GSA Annual Meeting in Indianapolis, Indiana, USA - 2018

Paper No. 116-3
Presentation Time: 9:00 AM-6:30 PM


SAUNDERS-SHULTZ, Che Pablo, Geology, Amherst College, 1234 Keefe Campus Center, 16 Barrett Hill Dr, Amherst, MA 01002, HARMON, Lydia J., Department of Earth and Environmental Sciences, Vanderbilt University, Nashville, TN 37235, GRAVLEY, Darren, Frontiers Abroad Aotearoa, 3 Harbour View Terrace, Cass Bay, Christchurch, 8082, New Zealand and GUALDA, Guilherme A.R., Earth and Environmental Sciences, Vanderbilt University, Nashville, TN 37235

The Whakamaru Ignimbrite is the largest-volume eruption (>1,500 km.3) from the Taupo Volcanic Zone New Zealand. The traditional model of the Whakamaru magma system proposes a main vertically zoned magma chamber with upwardly evolving rhyolite types types (A, B, and C), and one additional rhyolite type (D) in a subjacent chamber. We test the validity of this model with Rhyolite-MELTS geobarometry calculations for two crucial processes in the Whakamaru magma’s evolution: (1) extraction of crystal-poor, eruptible magma from a crystal mush; and (2) storage of the extracted crystal-poor magma. Pressures are calculated from a single sample, granting a more robust view of magma plumbing by tracing individual melt pathways. Bulk rock compositions represent the extracted crystal-poor magma composition, while matrix glass compositions represent pre-eruptive magmatic storage.

Thirteen pumice samples are categorized into the 4 magma types, then thermodynamically modeled using Rhyolite-MELTS to calculate the pressure at which liquid melt last equilibrated with crystals. All simulations are run over the temperature range 1300-700 °C with 1 °C intervals, and the pressure range 400-25 MPa with 25 MPa intervals.

Ten samples are identified as type A, two are type B, and one is type D. Storage ranges in pressure from 95 to 220 MPa, with a phenocryst assemblage of qtz+plag. Extraction results are dependent on oxygen fugacity for a simulated assemblage of plag+opx in the crystal mush, so simulations are run at -0.5, 0, and +0.5 dNNO. This shows a range of possible extraction pressures for each sample, which are considered based on their relationship with the calculated storage pressure.

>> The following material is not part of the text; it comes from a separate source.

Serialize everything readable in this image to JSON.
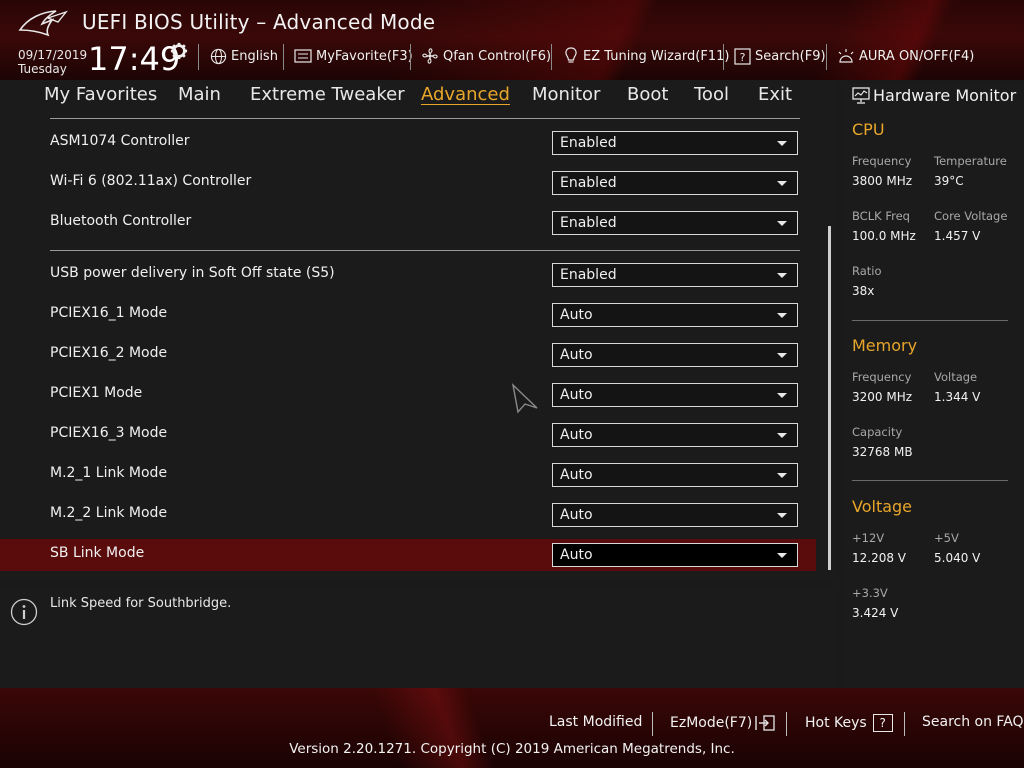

Results indicate that oxidizing conditions (+0.5 dNNO) are probable in the extraction regime. For most samples extraction is contiguous with storage at +0.5 dNNO, but is up to 80 MPa greater in one type A and type B sample. Storage pressures are overlapping for all rhyolite types but on average type B storage occurs beneath type A storage. Overlapping storage pressures and mostly contiguous extraction indicate a magma plumbing system with different magma compositions stored in separate melt lenses at the same depth.